- in-camera audio is ok for being in-camera audio, especially if you're not too far from the talent. i would definitely opt for boom or lav'd audio over the in-camera audio, but hey, if your lav gets interference or your sound hiccups in some way, you can almost fall back on the in-camera audio (with some adjustments and sweetening).
- i love the ergonomics of the camera. coming from a photography background, the camera just makes sense to me. comparing it to the canon c100, i just can't seem to wrap my head around the way the c100 is supposed to work. and that retarded thumb-stick with the push button, oh my god. on the gh4, some of the features are a little buried and i've gotta remember how to get to some settings, but the most important features are really quick and easy things for me to adjust. not so on the c100. maybe i just need more time with the c100 though.
i have both the panasonic 12-35 2.8 and the sigma 18-35 1.8. i seem to prefer shooting with the sigma because it has a nicer look to it. however, the panasonic 12-35 is super small and lightweight, and you can also control the focus and such through an ipad with the panasonic image app.

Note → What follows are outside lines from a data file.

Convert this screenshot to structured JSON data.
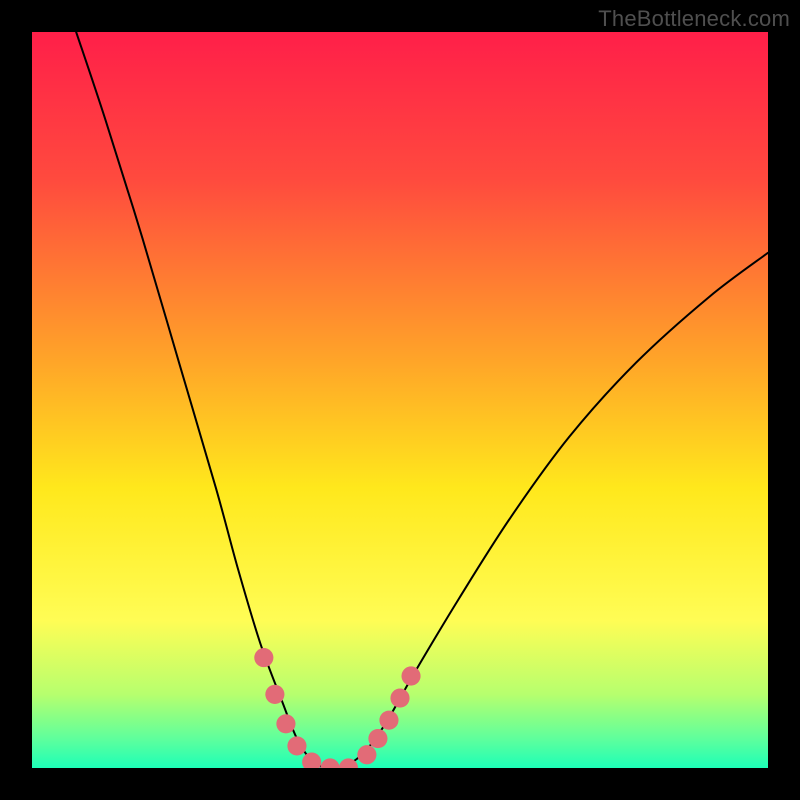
{
  "watermark": "TheBottleneck.com",
  "chart_data": {
    "type": "line",
    "title": "",
    "xlabel": "",
    "ylabel": "",
    "xlim": [
      0,
      100
    ],
    "ylim": [
      0,
      100
    ],
    "grid": false,
    "legend": false,
    "background_gradient": {
      "stops": [
        {
          "offset": 0.0,
          "color": "#ff1f49"
        },
        {
          "offset": 0.2,
          "color": "#ff4a3e"
        },
        {
          "offset": 0.45,
          "color": "#ffa628"
        },
        {
          "offset": 0.62,
          "color": "#ffe81c"
        },
        {
          "offset": 0.8,
          "color": "#fffd55"
        },
        {
          "offset": 0.9,
          "color": "#b6ff6e"
        },
        {
          "offset": 0.96,
          "color": "#5fff9c"
        },
        {
          "offset": 1.0,
          "color": "#1dffb7"
        }
      ]
    },
    "series": [
      {
        "name": "bottleneck-curve",
        "color": "#000000",
        "x": [
          6,
          10,
          15,
          20,
          25,
          28,
          31,
          34,
          36,
          38,
          40,
          42,
          45,
          48,
          52,
          58,
          65,
          73,
          82,
          92,
          100
        ],
        "y": [
          100,
          88,
          72,
          55,
          38,
          27,
          17,
          9,
          4,
          1,
          0,
          0,
          2,
          6,
          13,
          23,
          34,
          45,
          55,
          64,
          70
        ]
      }
    ],
    "markers": {
      "name": "trough-markers",
      "color": "#e26b77",
      "radius_pct": 1.3,
      "points": [
        {
          "x": 31.5,
          "y": 15
        },
        {
          "x": 33.0,
          "y": 10
        },
        {
          "x": 34.5,
          "y": 6
        },
        {
          "x": 36.0,
          "y": 3
        },
        {
          "x": 38.0,
          "y": 0.8
        },
        {
          "x": 40.5,
          "y": 0
        },
        {
          "x": 43.0,
          "y": 0
        },
        {
          "x": 45.5,
          "y": 1.8
        },
        {
          "x": 47.0,
          "y": 4
        },
        {
          "x": 48.5,
          "y": 6.5
        },
        {
          "x": 50.0,
          "y": 9.5
        },
        {
          "x": 51.5,
          "y": 12.5
        }
      ]
    }
  }
}
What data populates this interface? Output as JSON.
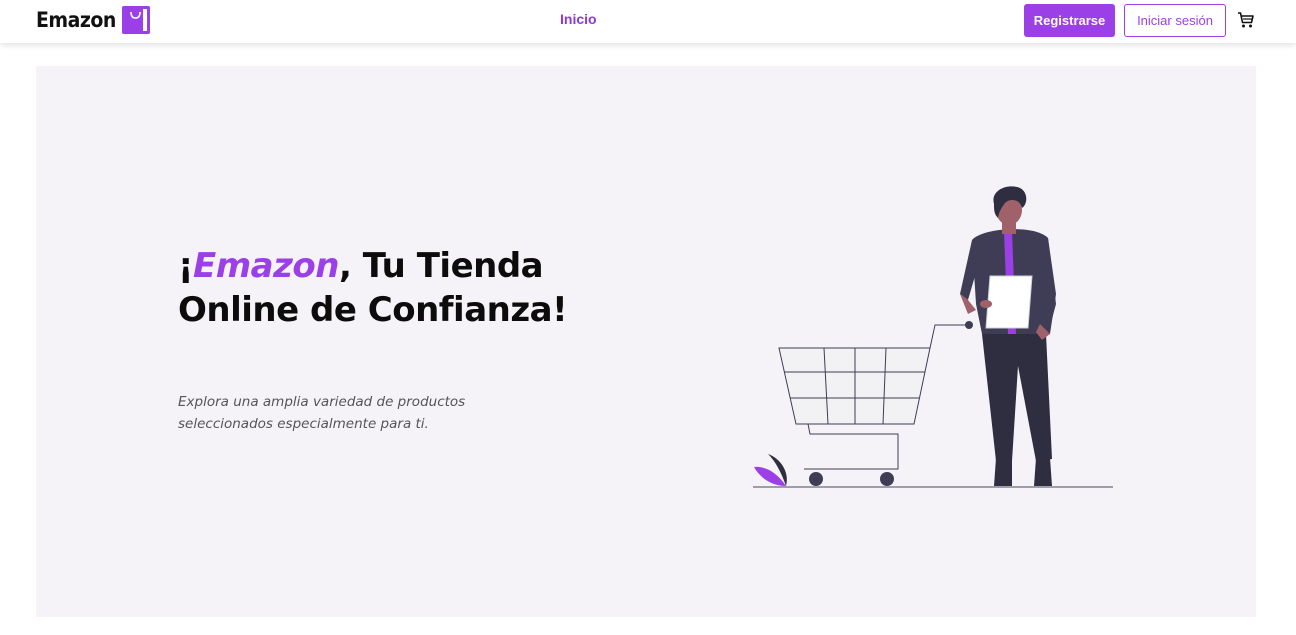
{
  "navbar": {
    "brand": "Emazon",
    "brand_icon": "shopping-bag-icon",
    "links": [
      {
        "label": "Inicio"
      }
    ],
    "register_label": "Registrarse",
    "login_label": "Iniciar sesión",
    "cart_icon": "cart-icon"
  },
  "hero": {
    "title_prefix": "¡",
    "title_brand": "Emazon",
    "title_rest": ", Tu Tienda Online de Confianza!",
    "subtitle": "Explora una amplia variedad de productos seleccionados especialmente para ti.",
    "illustration": "person-with-shopping-cart-illustration"
  },
  "colors": {
    "accent": "#9b3fe6",
    "hero_background": "#f5f3f7",
    "text_dark": "#0c0c0c",
    "figure_dark": "#3f3d56"
  }
}
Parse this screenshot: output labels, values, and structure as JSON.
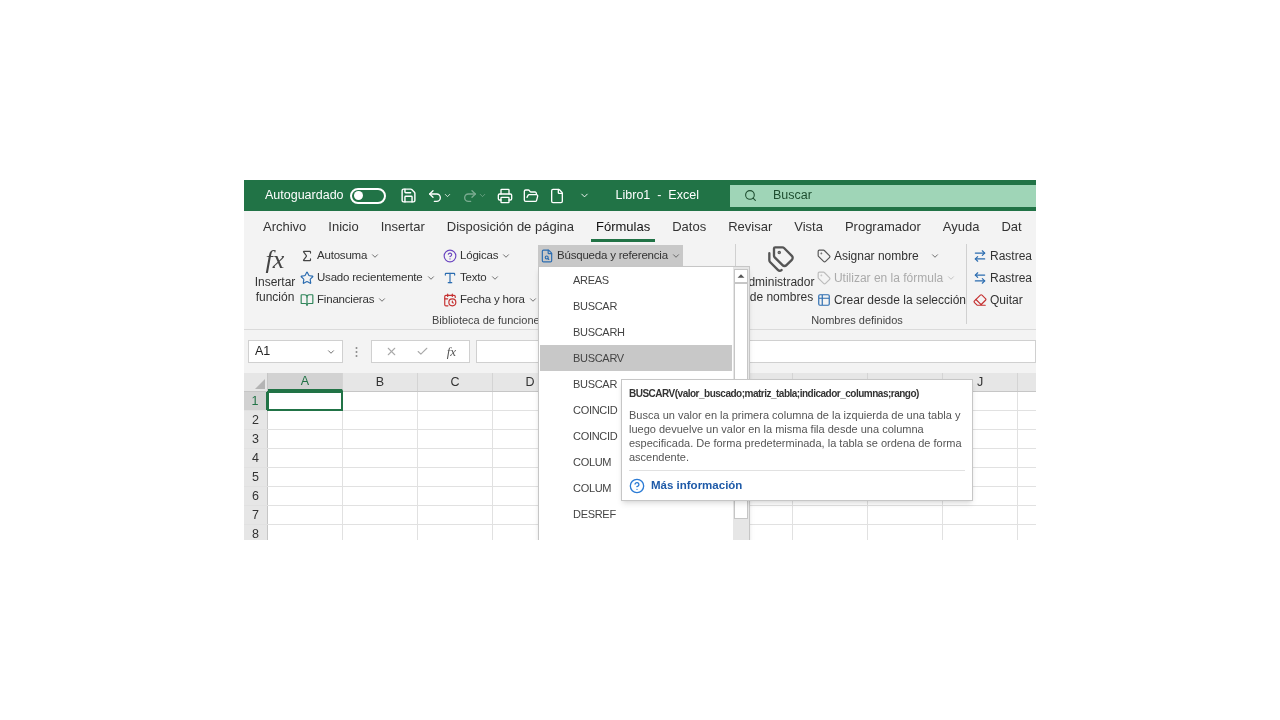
{
  "title_bar": {
    "autosave_label": "Autoguardado",
    "autosave_on": false,
    "title": "Libro1  -  Excel",
    "search": {
      "placeholder": "Buscar"
    }
  },
  "tabs": [
    {
      "label": "Archivo",
      "selected": false
    },
    {
      "label": "Inicio",
      "selected": false
    },
    {
      "label": "Insertar",
      "selected": false
    },
    {
      "label": "Disposición de página",
      "selected": false
    },
    {
      "label": "Fórmulas",
      "selected": true
    },
    {
      "label": "Datos",
      "selected": false
    },
    {
      "label": "Revisar",
      "selected": false
    },
    {
      "label": "Vista",
      "selected": false
    },
    {
      "label": "Programador",
      "selected": false
    },
    {
      "label": "Ayuda",
      "selected": false
    },
    {
      "label": "Dat",
      "selected": false
    }
  ],
  "library_group": {
    "insert_function_icon": "fx",
    "insert_function": "Insertar función",
    "label": "Biblioteca de funcione",
    "columns": [
      [
        {
          "label": "Autosuma",
          "expanded": false
        },
        {
          "label": "Usado recientemente",
          "expanded": false
        },
        {
          "label": "Financieras",
          "expanded": false
        }
      ],
      [
        {
          "label": "Lógicas",
          "expanded": false
        },
        {
          "label": "Texto",
          "expanded": false
        },
        {
          "label": "Fecha y hora",
          "expanded": false
        }
      ],
      [
        {
          "label": "Búsqueda y referencia",
          "expanded": true
        }
      ]
    ]
  },
  "names_group": {
    "manager": [
      "dministrador",
      "de nombres"
    ],
    "label": "Nombres definidos",
    "items": [
      {
        "label": "Asignar nombre",
        "disabled": false,
        "dropdown": true
      },
      {
        "label": "Utilizar en la fórmula",
        "disabled": true,
        "dropdown": true
      },
      {
        "label": "Crear desde la selección",
        "disabled": false,
        "dropdown": false
      }
    ]
  },
  "audit_group": {
    "items": [
      "Rastrea",
      "Rastrea",
      "Quitar"
    ]
  },
  "name_box": "A1",
  "formula_fx": "fx",
  "columns": [
    {
      "label": "A",
      "selected": true
    },
    {
      "label": "B",
      "selected": false
    },
    {
      "label": "C",
      "selected": false
    },
    {
      "label": "D",
      "selected": false
    },
    {
      "label": "J",
      "selected": false
    }
  ],
  "rows": [
    {
      "label": "1",
      "selected": true
    },
    {
      "label": "2",
      "selected": false
    },
    {
      "label": "3",
      "selected": false
    },
    {
      "label": "4",
      "selected": false
    },
    {
      "label": "5",
      "selected": false
    },
    {
      "label": "6",
      "selected": false
    },
    {
      "label": "7",
      "selected": false
    },
    {
      "label": "8",
      "selected": false
    }
  ],
  "dropdown": {
    "items": [
      {
        "label": "AREAS",
        "selected": false
      },
      {
        "label": "BUSCAR",
        "selected": false
      },
      {
        "label": "BUSCARH",
        "selected": false
      },
      {
        "label": "BUSCARV",
        "selected": true
      },
      {
        "label": "BUSCAR",
        "selected": false
      },
      {
        "label": "COINCID",
        "selected": false
      },
      {
        "label": "COINCID",
        "selected": false
      },
      {
        "label": "COLUM",
        "selected": false
      },
      {
        "label": "COLUM",
        "selected": false
      },
      {
        "label": "DESREF",
        "selected": false
      }
    ]
  },
  "tooltip": {
    "signature": "BUSCARV(valor_buscado;matriz_tabla;indicador_columnas;rango)",
    "description": "Busca un valor en la primera columna de la izquierda de una tabla y luego devuelve un valor en la misma fila desde una columna especificada. De forma predeterminada, la tabla se ordena de forma ascendente.",
    "link": "Más información"
  }
}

i also have the nikon 70-200 2.8 which i haven't had a chance to shoot anything meaningful with yet, but the test footage i've shot looks gorgeous. additionally, i've tried various odd lenses here and there i have lying around from my photography years and they all look pleasing, some more so than others. which is to say that regardless of what lens you're using, the gh4 is a great body to pair it with. again, considering that i got mine shortly after it came out for a little under $2k (body only), the camera is remarkable.
i replied on a different post about my audio setup using lav mics going into iphones, which i find to be pretty good. the post is here..
this thread is a little old, but i had a little information to add to the discussion. and i'm still on windows 7 (love the os).
to quickly get a look at the metadata for media files, i use a windows explorer extension called media tab. right-click on the file, view properties, select the MediaTab tab, and i get pretty detailed metadata information.
this webpage also recommends a utility called media info..
of course premiere pro can give me most of the basic information i need, but sometimes i don't want to have to load up the program just to figure out what bitrate something is at.
another windows utility that i absolutely have grown to love, especially for video editing is volume2.
it allows you to setup hotkeys and mouse combos to quickly and easily control/mute your audio. when i'm shuffling between different video editing tasks (previewing sound effects on freesound.org, watching video selects in premiere, learning some technique on youtube, finding a good matching soundtrack, etc), it's so so amazingly handy. oftentimes, my ears will be blasted because i like the audio at different levels for different tasks. with volume2, a quick slide of the mouse wheel or hotkey press and my ears are happier for it.
i use the kv connection cables. they have a few versions, depending on what sort of mic you're plugging in.
i have both the jk-mic and giant squid lavalier mics, which i plug into the iphone with this cable..http://www.kvconnection.com/product-p/km-iphone-2trs-ecm.htm
that particular cable supports ecm mics, which i believe the jk-mic and giant squid are.
this other cable is for non-ecm mics..http://www.kvconnection.com/product-p/km-iphone-2trs.htm
i wish their cables weren't quite as expensive, but i do like that the connector into the iphone is a 90-degree connector. also, the wires are thick and it seems very solidly put together. i like the red label for the mic and the green label for the headphones. i coated my labels with a little epoxy so they wouldn't start to unstick over time.
there are other, less expensive cables on amazon. oh how i wish i had the budget to do some r&d.